Subscribe to health news headlines email updates.
WEDNESDAY, Jan. 16 (HealthDay News) -- People who go outdoors in several regions of the United States may have something else to worry about. Scientists report that there's another troublesome germ hiding in the deer tick that already harbors the Lyme disease bacterium.
There are indications that the germ infects a few thousand Americans a year, potentially causing flu-like symptoms such as fever. In one newly reported case, a woman with existing medical problems appeared to have brain swelling and dementia caused by an infection.
It is not clear, however, how serious of a threat may be posed by the germ. For the moment, Lyme disease appears to be much more prevalent. And four other germs that affect humans lurk in deer ticks.
Still, scientists say the germ is cause for concern. "This would not be commonly picked up by any of the current tests for Lyme disease," said Victor Berardi, co-author of one of two reports about the germ in the Jan. 17 issue of the New England Journal of Medicine.
The bacterium in question is Borrelia miyamotoi and is found on deer ticks (also known as blacklegged ticks) in parts of the country where Lyme disease is prevalent. In 2011, Russian researchers reported that people there were infected by the bacterium, and the new reports have found that it has infected people in the United States as well.
"We've known about this bacterium for a long time -- at least 10 years," said Sam Telford III, a professor of infectious disease at Tufts University in Medford, Mass., who co-authored the report with Berardi. "It's been under our nose all this time, and a lot of us just ignored it until there was this case report."
For the most part, Lyme disease infections occur in northeastern states, Wisconsin and Minnesota, and northern California. The germs are spread by ticks that bite the skin and remain there for a day or more.

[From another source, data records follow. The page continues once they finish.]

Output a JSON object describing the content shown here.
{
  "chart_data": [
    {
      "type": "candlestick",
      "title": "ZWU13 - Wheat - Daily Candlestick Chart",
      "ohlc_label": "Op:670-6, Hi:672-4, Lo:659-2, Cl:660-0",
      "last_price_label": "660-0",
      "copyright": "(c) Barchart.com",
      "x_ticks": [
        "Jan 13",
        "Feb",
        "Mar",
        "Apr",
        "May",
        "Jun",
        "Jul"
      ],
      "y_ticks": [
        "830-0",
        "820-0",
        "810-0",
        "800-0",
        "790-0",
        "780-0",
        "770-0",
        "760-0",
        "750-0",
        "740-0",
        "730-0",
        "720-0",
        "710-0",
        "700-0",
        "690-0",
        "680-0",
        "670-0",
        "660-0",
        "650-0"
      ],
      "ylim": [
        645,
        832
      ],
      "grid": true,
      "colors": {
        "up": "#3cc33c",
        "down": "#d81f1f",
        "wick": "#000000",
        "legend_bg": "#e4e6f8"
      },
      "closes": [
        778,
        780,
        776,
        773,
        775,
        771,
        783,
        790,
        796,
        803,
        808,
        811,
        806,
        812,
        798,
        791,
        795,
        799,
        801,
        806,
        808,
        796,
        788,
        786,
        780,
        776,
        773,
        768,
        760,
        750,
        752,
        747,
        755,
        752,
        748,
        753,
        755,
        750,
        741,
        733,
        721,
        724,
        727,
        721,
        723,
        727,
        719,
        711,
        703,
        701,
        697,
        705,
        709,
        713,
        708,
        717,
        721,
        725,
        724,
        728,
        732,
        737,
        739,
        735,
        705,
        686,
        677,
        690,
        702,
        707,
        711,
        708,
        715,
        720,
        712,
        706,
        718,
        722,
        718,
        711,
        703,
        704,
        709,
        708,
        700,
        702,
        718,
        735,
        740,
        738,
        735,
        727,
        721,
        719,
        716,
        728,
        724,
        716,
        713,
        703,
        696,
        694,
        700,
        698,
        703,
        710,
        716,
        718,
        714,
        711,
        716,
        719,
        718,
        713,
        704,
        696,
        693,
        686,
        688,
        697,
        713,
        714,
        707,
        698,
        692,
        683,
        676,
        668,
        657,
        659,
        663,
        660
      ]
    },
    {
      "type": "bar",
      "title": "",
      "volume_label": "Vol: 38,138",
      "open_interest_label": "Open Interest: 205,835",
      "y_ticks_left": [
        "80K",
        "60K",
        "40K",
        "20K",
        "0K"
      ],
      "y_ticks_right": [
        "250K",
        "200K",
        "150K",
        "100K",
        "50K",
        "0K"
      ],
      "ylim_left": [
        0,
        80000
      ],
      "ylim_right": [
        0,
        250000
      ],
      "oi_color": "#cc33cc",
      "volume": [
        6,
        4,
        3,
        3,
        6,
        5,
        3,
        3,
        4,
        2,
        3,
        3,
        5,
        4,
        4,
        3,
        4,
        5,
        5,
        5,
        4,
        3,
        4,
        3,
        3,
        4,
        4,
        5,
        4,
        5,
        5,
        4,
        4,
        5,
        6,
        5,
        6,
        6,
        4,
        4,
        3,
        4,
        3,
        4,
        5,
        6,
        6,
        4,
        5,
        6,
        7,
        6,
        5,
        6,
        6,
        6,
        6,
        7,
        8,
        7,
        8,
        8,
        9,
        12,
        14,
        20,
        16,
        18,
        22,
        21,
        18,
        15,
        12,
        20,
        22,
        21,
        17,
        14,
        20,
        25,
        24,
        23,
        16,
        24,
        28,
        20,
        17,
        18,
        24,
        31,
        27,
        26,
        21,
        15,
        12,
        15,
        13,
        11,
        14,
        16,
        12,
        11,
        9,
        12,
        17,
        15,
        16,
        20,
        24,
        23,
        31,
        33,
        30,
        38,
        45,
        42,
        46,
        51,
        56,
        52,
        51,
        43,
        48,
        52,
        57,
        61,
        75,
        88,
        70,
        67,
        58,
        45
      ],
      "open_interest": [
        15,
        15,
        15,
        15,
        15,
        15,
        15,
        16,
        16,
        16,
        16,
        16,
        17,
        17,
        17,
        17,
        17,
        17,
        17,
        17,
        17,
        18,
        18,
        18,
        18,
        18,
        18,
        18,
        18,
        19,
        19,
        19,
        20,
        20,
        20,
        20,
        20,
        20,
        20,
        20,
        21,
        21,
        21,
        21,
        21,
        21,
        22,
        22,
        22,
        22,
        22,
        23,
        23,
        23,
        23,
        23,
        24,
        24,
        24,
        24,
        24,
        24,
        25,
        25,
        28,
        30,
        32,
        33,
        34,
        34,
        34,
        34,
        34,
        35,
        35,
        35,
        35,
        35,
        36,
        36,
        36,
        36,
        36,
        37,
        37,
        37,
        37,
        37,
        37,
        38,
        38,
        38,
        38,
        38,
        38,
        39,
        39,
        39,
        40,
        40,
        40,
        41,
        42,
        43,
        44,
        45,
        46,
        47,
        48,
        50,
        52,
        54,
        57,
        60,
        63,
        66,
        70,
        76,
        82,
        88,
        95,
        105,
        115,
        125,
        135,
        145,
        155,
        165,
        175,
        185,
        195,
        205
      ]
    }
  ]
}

In the U.S. case, an 80-year-old woman who lived on a farm in New Jersey was infected by the Borrelia miyamotoi germ. She suffered from non-Hodgkin lymphoma (which disrupts the immune system) and developed what appeared to be signs of dementia. She recovered after taking penicillin, and scientists later confirmed that she had been infected with the bacterium and may have developed swelling in the brain and brain lining as a result.

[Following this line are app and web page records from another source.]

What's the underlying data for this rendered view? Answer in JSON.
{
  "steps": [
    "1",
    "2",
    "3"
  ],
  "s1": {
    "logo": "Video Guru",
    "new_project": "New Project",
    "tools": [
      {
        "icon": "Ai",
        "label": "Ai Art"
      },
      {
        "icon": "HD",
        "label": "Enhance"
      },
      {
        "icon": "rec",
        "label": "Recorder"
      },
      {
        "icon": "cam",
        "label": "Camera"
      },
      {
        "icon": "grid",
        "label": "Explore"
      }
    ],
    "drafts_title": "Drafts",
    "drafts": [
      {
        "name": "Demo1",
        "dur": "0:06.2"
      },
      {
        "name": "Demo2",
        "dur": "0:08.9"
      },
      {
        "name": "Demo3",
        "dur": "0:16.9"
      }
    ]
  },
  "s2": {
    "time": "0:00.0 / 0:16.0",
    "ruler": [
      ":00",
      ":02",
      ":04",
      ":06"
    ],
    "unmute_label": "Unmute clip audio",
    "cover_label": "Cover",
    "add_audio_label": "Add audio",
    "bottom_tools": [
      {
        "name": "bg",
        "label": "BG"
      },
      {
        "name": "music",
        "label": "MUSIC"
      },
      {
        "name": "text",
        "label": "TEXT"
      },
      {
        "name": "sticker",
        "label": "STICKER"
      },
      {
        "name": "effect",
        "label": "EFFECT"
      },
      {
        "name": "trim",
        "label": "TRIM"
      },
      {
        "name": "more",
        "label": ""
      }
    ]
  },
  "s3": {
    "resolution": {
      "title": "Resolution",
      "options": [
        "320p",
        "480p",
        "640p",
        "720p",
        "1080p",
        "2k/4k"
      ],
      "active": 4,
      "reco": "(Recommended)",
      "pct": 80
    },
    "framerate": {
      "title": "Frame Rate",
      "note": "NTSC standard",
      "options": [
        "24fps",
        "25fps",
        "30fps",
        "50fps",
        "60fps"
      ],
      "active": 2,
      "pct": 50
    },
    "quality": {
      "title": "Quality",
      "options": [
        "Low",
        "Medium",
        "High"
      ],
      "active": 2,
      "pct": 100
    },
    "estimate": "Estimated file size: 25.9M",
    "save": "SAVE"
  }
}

Researchers warned that the germ could be responsible for apparent cases of dementia in older people, especially those who suffer from conditions such as AIDS, which weaken the immune system. The germ also appears to cause fever, headache, chills and sweats, among other symptoms.
So how common might infection with the germ be?

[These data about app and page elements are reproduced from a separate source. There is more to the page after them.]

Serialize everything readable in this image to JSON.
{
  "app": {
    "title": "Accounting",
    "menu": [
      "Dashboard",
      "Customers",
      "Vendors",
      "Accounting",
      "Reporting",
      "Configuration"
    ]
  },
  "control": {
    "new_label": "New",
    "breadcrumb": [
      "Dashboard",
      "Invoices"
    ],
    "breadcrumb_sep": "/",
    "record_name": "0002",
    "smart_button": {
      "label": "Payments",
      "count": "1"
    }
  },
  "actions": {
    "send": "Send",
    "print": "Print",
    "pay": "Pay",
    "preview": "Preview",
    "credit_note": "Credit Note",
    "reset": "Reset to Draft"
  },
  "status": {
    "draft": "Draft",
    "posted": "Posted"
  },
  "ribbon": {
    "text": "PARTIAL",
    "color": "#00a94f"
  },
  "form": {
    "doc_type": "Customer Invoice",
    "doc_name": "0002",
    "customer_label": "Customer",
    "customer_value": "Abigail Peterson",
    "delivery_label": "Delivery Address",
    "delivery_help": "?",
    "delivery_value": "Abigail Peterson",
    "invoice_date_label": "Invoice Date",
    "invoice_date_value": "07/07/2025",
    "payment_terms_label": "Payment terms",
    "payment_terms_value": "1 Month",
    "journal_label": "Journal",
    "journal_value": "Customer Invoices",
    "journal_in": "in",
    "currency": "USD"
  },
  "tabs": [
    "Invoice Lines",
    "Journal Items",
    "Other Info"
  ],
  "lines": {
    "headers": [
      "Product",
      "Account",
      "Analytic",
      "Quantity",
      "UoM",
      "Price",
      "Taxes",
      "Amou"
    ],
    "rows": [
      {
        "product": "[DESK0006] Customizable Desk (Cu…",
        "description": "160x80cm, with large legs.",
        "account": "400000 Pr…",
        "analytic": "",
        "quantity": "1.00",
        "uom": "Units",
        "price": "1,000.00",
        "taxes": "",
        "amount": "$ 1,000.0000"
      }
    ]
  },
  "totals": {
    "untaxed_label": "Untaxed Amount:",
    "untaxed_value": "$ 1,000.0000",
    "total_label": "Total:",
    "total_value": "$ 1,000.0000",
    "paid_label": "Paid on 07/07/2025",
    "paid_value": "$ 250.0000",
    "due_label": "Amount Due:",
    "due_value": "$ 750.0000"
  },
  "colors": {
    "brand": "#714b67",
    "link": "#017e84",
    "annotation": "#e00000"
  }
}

Another new report in the journal found signs of B. miyamotoi infection in blood tests taken from people in New York and New England between 1990 and 2010. They were treated with the antibiotics doxycycline and amoxicillin, which are cheap and unlikely to have serious side effects, said lead author Dr. Peter Krause, a senior research scientist at the Yale School of Public Health in New Haven, Conn.
He estimates that 4,000 to 5,000 cases of the disease may appear in the United States each year, compared with 30,000 of Lyme disease.
There is no test for the germ yet, but researchers are working on one. It should cost about $100, said Berardi, who also is an associate director of laboratory science at Imugen, a Norwood, Mass., company that develops medical tests.
For more about Lyme disease, try the U.S. National Library of Medicine.